[Start of Attachment]
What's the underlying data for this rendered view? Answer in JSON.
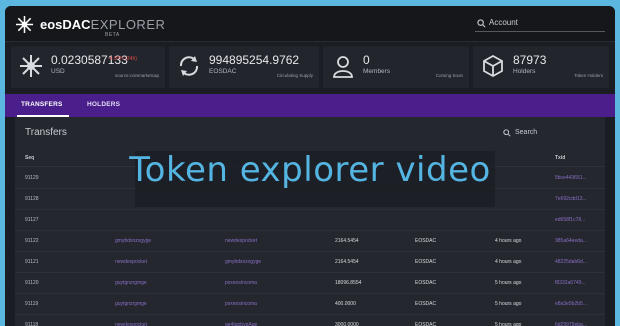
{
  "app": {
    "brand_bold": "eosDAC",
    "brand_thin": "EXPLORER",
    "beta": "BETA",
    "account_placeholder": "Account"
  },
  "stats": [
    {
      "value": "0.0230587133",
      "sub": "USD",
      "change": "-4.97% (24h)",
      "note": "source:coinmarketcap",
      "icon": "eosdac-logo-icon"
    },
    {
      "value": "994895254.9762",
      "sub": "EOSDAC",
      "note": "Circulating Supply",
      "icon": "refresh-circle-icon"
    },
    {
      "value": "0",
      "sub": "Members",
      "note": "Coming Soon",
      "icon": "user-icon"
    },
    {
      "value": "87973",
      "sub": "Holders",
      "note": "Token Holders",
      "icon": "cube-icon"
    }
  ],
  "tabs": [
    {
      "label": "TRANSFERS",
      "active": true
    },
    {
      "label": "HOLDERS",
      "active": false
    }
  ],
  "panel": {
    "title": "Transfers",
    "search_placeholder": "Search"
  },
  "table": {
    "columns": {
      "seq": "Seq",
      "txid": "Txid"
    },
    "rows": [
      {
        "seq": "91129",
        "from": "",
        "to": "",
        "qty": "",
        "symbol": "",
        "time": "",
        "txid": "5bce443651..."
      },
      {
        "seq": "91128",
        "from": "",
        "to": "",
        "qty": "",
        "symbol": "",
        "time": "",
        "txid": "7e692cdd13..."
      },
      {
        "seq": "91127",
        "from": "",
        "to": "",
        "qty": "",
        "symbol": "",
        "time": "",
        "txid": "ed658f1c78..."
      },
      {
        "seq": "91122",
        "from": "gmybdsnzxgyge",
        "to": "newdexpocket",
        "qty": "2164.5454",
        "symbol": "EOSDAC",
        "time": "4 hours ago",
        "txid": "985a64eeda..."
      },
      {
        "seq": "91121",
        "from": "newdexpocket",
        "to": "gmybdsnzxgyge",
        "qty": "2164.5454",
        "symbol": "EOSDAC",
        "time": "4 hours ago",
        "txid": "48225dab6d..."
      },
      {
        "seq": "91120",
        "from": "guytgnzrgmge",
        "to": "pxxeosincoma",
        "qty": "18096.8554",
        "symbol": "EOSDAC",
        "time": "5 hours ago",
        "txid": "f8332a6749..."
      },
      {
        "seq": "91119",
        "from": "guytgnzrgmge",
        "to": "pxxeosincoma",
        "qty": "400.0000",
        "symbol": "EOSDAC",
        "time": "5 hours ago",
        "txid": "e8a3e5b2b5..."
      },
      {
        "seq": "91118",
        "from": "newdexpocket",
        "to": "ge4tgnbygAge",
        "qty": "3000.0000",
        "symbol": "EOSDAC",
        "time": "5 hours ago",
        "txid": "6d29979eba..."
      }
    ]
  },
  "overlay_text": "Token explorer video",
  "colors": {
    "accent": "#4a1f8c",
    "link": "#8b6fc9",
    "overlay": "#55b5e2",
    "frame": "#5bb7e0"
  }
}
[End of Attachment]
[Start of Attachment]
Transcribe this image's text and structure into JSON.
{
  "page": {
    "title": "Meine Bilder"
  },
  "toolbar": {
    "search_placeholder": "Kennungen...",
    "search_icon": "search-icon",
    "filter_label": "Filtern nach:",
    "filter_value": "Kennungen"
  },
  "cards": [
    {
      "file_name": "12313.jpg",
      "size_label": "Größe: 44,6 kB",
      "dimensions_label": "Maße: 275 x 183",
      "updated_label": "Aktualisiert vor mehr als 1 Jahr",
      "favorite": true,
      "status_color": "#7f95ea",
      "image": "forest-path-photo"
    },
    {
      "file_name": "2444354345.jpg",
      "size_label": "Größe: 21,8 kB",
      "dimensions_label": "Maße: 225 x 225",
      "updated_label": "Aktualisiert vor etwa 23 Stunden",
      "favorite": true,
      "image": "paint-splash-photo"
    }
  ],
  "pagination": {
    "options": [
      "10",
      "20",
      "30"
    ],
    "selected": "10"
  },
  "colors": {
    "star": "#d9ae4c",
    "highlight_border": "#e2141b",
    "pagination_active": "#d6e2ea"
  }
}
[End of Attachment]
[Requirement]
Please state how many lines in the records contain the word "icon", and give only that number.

[Exercise answer]
5